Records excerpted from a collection
____
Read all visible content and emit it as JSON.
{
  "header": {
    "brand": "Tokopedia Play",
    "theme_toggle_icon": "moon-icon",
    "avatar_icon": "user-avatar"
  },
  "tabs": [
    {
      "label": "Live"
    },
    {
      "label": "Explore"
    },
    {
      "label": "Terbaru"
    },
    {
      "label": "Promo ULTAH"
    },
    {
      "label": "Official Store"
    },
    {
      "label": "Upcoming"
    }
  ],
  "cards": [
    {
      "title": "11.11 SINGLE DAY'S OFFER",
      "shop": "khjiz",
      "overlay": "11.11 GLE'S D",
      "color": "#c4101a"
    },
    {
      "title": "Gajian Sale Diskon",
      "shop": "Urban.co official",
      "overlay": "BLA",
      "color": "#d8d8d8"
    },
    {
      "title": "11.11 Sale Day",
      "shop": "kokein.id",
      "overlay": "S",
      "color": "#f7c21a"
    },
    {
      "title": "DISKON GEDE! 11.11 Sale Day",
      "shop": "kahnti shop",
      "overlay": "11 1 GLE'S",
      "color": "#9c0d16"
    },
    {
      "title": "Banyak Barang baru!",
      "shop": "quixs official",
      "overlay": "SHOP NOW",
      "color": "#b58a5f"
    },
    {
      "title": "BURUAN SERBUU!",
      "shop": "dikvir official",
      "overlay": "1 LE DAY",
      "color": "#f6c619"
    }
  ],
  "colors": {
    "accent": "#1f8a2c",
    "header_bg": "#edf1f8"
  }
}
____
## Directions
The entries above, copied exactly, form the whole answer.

## Exercise answer
Read all visible content and emit it as JSON.
{
  "header": {
    "brand": "Tokopedia Play",
    "theme_toggle_icon": "moon-icon",
    "avatar_icon": "user-avatar"
  },
  "tabs": [
    {
      "label": "Live"
    },
    {
      "label": "Explore"
    },
    {
      "label": "Terbaru"
    },
    {
      "label": "Promo ULTAH"
    },
    {
      "label": "Official Store"
    },
    {
      "label": "Upcoming"
    }
  ],
  "cards": [
    {
      "title": "11.11 SINGLE DAY'S OFFER",
      "shop": "khjiz",
      "overlay": "11.11 GLE'S D",
      "color": "#c4101a"
    },
    {
      "title": "Gajian Sale Diskon",
      "shop": "Urban.co official",
      "overlay": "BLA",
      "color": "#d8d8d8"
    },
    {
      "title": "11.11 Sale Day",
      "shop": "kokein.id",
      "overlay": "S",
      "color": "#f7c21a"
    },
    {
      "title": "DISKON GEDE! 11.11 Sale Day",
      "shop": "kahnti shop",
      "overlay": "11 1 GLE'S",
      "color": "#9c0d16"
    },
    {
      "title": "Banyak Barang baru!",
      "shop": "quixs official",
      "overlay": "SHOP NOW",
      "color": "#b58a5f"
    },
    {
      "title": "BURUAN SERBUU!",
      "shop": "dikvir official",
      "overlay": "1 LE DAY",
      "color": "#f6c619"
    }
  ],
  "colors": {
    "accent": "#1f8a2c",
    "header_bg": "#edf1f8"
  }
}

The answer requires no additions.